Brown Your Beef

Some slow cooker beef dishes are as simple as throwing the ingredients in the pot and letting them cook for hours. In other cases, however, you can greatly improve the flavor of the meat by adding an extra step. Browning beef in a pan for a few minutes before putting it in the slow cooker, by either just searing the outside of the meat or adding an outer coating of flour, builds up a caramelized crust and concentrates the flavor. Alternatively, if you're cooking a dish like a roast, you can sear it in an oven on high heat after it's done cooking in the slow cooker.

Trim Fat and Reduce Liquid

In a covered slow cooker, liquid doesn't evaporate to the same extent that it does in another dish, and fat that renders as you fry meat on the stovetop doesn't drain away either. Trim excess fat before you put meat in the slow cooker. And if you're using a recipe not intended for a slow cooker, leave out around a third of the liquid. In the same way, sauces don't thicken to the same extent that they do otherwise, so you might want to add a small amount of a cornstarch-and-water paste to thicken them toward the end of cooking.

Give Yourself Plenty of Time

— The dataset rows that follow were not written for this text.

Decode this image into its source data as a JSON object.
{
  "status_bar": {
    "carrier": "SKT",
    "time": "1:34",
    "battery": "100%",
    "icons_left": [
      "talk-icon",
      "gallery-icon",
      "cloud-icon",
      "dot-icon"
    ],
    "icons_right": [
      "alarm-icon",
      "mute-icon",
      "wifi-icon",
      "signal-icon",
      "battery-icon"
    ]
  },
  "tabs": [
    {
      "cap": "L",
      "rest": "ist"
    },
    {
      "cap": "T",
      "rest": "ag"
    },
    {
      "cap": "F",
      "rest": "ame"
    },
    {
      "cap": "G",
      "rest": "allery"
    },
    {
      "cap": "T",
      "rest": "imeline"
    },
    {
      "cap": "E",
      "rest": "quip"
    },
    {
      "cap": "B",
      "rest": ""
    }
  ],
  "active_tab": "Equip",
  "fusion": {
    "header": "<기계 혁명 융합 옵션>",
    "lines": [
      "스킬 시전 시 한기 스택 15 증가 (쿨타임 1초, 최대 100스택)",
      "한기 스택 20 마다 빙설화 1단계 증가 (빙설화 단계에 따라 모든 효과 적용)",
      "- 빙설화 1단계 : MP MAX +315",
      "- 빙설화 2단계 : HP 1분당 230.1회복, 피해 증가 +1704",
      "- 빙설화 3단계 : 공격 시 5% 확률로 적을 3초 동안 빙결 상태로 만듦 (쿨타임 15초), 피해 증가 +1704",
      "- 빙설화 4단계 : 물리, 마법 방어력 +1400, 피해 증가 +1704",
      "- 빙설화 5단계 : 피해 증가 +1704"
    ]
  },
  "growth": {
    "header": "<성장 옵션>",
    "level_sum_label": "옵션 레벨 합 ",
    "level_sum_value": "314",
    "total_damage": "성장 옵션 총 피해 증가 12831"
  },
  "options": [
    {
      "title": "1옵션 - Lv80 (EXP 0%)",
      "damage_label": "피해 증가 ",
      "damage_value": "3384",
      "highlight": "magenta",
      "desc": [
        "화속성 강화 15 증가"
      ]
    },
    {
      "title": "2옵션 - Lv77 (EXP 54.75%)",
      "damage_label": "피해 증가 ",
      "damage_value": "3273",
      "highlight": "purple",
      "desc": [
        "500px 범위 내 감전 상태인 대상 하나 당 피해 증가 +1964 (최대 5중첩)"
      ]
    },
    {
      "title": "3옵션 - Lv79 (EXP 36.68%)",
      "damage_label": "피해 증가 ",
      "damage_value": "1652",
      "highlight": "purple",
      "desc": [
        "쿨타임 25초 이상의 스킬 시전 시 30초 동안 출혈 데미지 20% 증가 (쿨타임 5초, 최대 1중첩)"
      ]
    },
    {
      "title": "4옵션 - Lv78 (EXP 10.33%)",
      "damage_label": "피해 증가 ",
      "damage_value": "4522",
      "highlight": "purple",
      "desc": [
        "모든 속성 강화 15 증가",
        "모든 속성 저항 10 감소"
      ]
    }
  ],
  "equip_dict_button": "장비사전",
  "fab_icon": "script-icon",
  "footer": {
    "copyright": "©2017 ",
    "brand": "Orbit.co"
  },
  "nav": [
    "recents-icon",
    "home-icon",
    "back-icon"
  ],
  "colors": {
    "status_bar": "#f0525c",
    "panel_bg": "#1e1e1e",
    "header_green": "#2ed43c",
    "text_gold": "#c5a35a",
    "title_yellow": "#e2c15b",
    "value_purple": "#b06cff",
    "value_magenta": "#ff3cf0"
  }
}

For most slow cooker beef dishes, a long period at a low temperature is the best way to create a tender, flavorful meal. If a recipe calls for you to cook your meal on high heat, consider cooking it for a longer period on low heat. Long periods cooking on gentle heat give your beef time to soften and share its flavors with other ingredients. You can let a dish cook for hours, even while you go out and do something else. Some recipes will even call for cooking times of up to 6 or 8 hours or longer.

Stay Hands Off

One of the great things about a slow cooker recipe is that you can get it started and then leave it to run. If you're making something like a stew or chili, you might be tempted to check back periodically and stir the pot. Avoid the temptation, though: Lifting the slow cooker's lid bleeds off heat, lengthening your cooking time. Most slow cooker recipes don't really require you to stir them; instead, they rely on proper layering of ingredients. If your recipe calls for it, do stir your slow cooker periodically, but try to do so quickly, leaving the pot uncovered for as little time as possible.

About the Author

Dr James Holloway has been writing about games, geek culture and whisky since 1995. A former editor of "Archaeological Review from Cambridge," he has also written for Fortean Times, Fantasy Flight Games and The Unspeakable Oath. A graduate of Cambridge University, Holloway runs the blog Gonzo History Gaming.